Oral glutamine to prevent chemotherapy induced stomatitis: a pilot study.J Lab Clin Med 1996; 127(2):223-8JL
Mucositis is a common toxicity of cancer chemotherapy. Glutamine appears to be the major energy source for intestinal epithelium, and animal studies have suggested that dietary supplementation with glutamine may protect the gut from both radiation and chemotherapy. Patients experiencing stomatitis after a course of chemotherapy were offered the opportunity to enter the current study if no clinical parameters precluded receiving the same chemotherapy doses during the next course of treatment. Patients received the same chemotherapy regimen as during the previous treatment but in addition received a suspension of L-glutamine, 4 gm swish and swallow twice a day, from day 1 of chemotherapy for 28 days or for 4 days past the resolution of any post-chemotherapy mucositis. Twelve patients receiving doxorubicin, 1 receiving etoposide, and 1 receiving ifosfamide, etoposide, and carboplatinum were entered into the study. The maximum grade (CALGB criteria) of mucositis decreased in 12 of 14 patients with glutamine supplementation (median score 2A vs 0.5, p < 0.001). Similarly, after glutamine supplementation, the total number of days of mucositis was decreased in 13 of 14 patients (2.7 +/- 0.8 (mean +/- SEM) vs 9.9 +/- 1.1, p > or = 0.001). Thirteen of the 14 patients felt that the mucositis was less severe with the addition of glutamine. No change in the nadir neutrophil count was noted with glutamine, and no toxicity of glutamine was observed. We conclude that oral supplementation with glutamine can significantly decrease the severity of chemotherapy-induced stomatitis, an important cause of morbidity in the treatment of patients with cancer.
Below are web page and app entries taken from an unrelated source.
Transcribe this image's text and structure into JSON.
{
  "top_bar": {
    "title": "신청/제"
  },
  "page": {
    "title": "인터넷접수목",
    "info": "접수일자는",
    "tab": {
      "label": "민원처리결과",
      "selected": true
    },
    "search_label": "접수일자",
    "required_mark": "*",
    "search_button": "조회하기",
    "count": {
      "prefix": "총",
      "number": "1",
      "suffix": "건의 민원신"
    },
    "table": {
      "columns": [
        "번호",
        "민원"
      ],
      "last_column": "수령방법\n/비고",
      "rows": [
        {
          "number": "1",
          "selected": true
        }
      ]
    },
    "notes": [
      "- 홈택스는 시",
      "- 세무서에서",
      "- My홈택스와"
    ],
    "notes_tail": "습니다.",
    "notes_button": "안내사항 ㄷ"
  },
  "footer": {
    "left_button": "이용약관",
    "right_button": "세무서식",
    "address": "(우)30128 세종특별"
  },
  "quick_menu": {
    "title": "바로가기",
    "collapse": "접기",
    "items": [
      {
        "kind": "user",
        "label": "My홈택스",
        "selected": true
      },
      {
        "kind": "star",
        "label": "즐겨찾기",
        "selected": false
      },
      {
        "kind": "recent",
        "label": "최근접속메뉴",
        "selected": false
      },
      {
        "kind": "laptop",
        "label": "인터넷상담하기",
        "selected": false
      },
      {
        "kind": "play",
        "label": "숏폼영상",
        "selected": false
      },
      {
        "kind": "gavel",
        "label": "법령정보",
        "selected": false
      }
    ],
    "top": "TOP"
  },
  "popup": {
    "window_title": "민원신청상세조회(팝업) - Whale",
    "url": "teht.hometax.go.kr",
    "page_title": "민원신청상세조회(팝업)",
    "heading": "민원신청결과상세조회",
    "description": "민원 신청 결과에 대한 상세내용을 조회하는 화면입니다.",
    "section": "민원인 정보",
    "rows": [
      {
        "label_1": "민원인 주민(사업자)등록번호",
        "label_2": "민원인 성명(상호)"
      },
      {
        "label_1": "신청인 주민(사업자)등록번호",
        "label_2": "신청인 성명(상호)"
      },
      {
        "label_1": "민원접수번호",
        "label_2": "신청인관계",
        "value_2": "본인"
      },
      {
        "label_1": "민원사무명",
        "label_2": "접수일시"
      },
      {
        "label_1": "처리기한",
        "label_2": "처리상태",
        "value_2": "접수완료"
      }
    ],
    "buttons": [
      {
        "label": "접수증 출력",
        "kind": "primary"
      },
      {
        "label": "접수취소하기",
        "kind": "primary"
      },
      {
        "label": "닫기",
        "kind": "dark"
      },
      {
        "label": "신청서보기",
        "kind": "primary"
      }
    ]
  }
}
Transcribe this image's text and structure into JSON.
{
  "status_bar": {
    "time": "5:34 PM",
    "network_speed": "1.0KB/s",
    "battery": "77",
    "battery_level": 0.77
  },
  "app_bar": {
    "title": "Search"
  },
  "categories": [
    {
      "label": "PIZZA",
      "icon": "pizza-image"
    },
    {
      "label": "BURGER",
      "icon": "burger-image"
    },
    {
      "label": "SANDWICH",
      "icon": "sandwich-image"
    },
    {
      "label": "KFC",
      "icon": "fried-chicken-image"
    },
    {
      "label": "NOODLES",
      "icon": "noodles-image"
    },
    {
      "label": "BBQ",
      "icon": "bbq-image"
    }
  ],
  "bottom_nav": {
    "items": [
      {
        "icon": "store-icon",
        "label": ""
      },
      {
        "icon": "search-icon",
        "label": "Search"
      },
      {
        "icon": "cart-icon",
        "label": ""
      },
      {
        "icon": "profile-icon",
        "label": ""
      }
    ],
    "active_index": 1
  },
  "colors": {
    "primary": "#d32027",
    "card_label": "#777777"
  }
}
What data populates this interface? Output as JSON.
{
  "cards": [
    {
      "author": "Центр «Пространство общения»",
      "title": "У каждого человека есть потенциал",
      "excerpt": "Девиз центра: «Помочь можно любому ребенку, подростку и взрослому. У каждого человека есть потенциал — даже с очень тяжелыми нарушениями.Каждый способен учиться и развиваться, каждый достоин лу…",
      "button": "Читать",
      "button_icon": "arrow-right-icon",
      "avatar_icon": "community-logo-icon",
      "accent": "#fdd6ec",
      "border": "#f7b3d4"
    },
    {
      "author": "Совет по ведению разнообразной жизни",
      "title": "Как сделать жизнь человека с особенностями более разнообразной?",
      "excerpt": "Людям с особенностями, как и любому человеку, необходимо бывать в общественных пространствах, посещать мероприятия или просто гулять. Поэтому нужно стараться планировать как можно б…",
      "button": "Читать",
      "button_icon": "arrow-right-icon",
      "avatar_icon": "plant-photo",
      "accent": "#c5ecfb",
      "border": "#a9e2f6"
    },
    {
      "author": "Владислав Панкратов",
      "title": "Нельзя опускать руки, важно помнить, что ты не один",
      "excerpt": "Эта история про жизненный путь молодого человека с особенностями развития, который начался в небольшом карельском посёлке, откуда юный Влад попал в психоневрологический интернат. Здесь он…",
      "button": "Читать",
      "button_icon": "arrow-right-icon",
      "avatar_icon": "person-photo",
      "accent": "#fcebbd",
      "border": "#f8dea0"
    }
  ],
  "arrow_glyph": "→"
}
Glutamine supplementation in patients receiving therapy for cancer warrants further study.